So much for Bud Selig’s idea about taking back the home run crown that Barry Bonds stole from Hank Aaron two years ago. As soon as the Commish started talking about the idea, Aaron, magnanimously, shot down the idea as a pretty silly idea.
(The Hammer always keeps it classy.)
For the second straight day, the ATLANTA JOURNAL-CONSTITUTION got the home run record scoop, with Aaron speaking openly about the mark with Terence Moore. More than anything else, what shines through is just how classy Aaron really is. Given yet another chance to defame Bonds, he took the high road, focusing on what a great player Bonds was, and how he would have been a great player whether he took steroids or not.

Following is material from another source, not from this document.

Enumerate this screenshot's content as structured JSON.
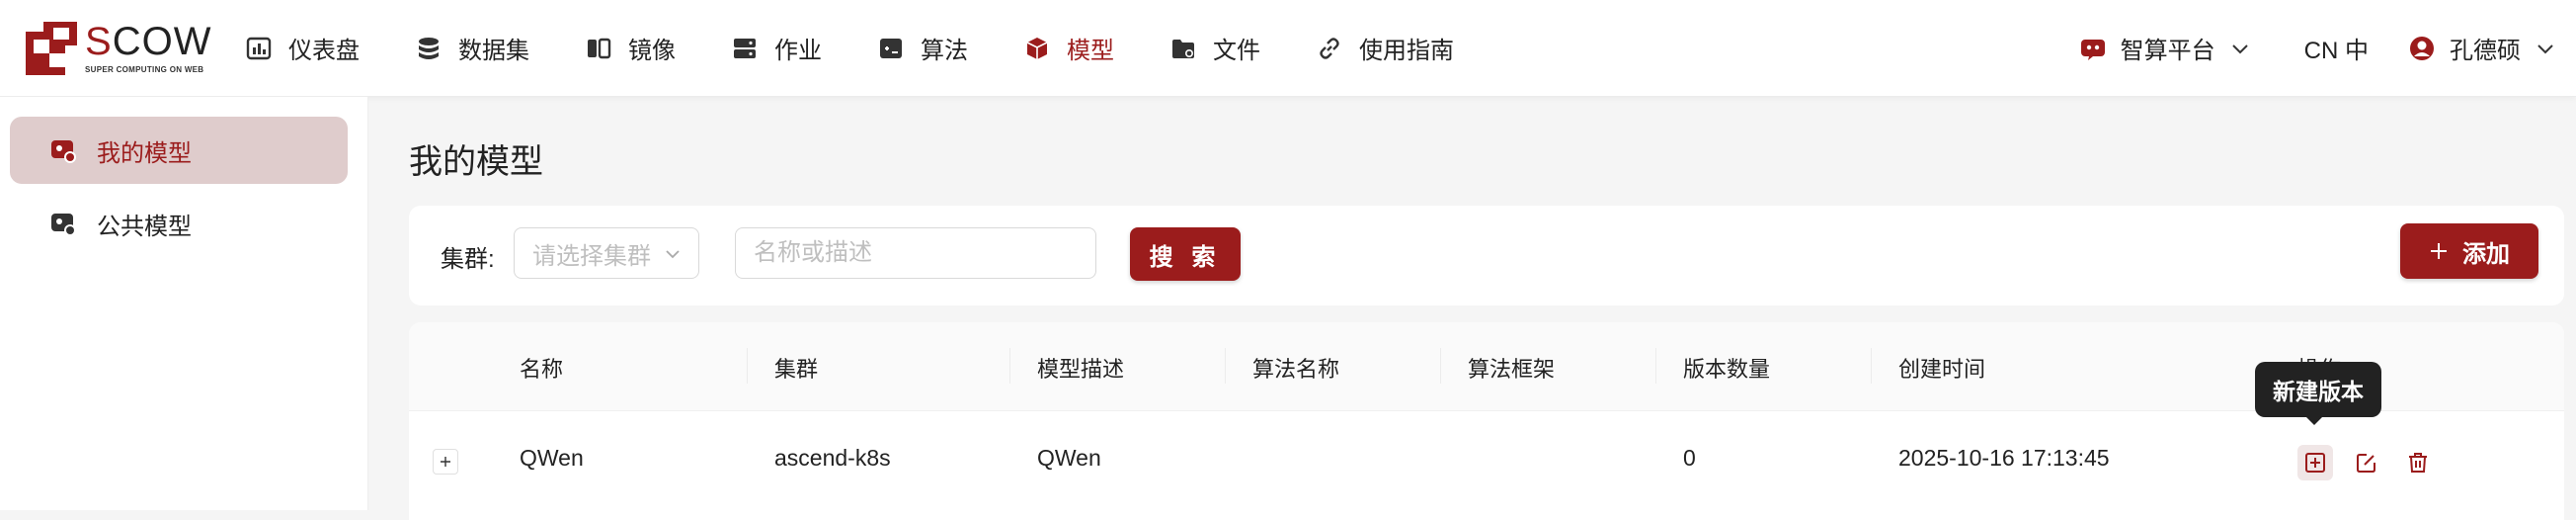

Ol’ Bud Selig just can’t keep up with the steroid scandals. Evidently they’ve been coming too thick & fast for him, since he’s only now dealing with the fallout from Barry Bonds’ ascension into the role of home run king. Selig claims that he fully intends to investigate stripping Bonds of the record and re-instating the previous king, his close personal friend Hank Aaron.
The news today comes from the ATLANTA JOURNAL-CONSTITUTION, which is following up on a story that really got rolling when U.S.A. TODAY’s Christine Brennan made a case for Selig to throw Bonds’ marks out of the record books. To alter baseball’s official records, Selig would have to call on a commissioner’s power to “make decisions in the best interest of baseball,” which is exactly what commissioner Ford Frick used to put an asterisk next to Roger Maris’ single-season home run record.
BONDS’ 762nd HR BALL COULD BE HIS LAST, WORTH A LOT: With news of Barry Bonds‘ federal indictment, Darren Rovell knows there’s someone who’s going to cash in - the holder of his last home run ball:
While Bonds’ charges may cost the slugger millions in fines and years of jail time, the CNBC columnist notes that the 762nd dinger could fetch the highest-ever price for horsehide - even more than the record-breaking #756.Rovell tells the lucky fan, “Congratlations. You are the now the holder of Barry Bonds’ final home run ball.”
The problem is no one knows who he or she is. The Colorado Rockies never identified the spectator who snagged #762 in Coors Field back on September 5th.
Rovell is hoping someone gets in touch with him about the whereabouts of the now-imfamous ball.
Meanwhile, Denver police are rounding up any suspicious-looking characters that were seen at the park at the time.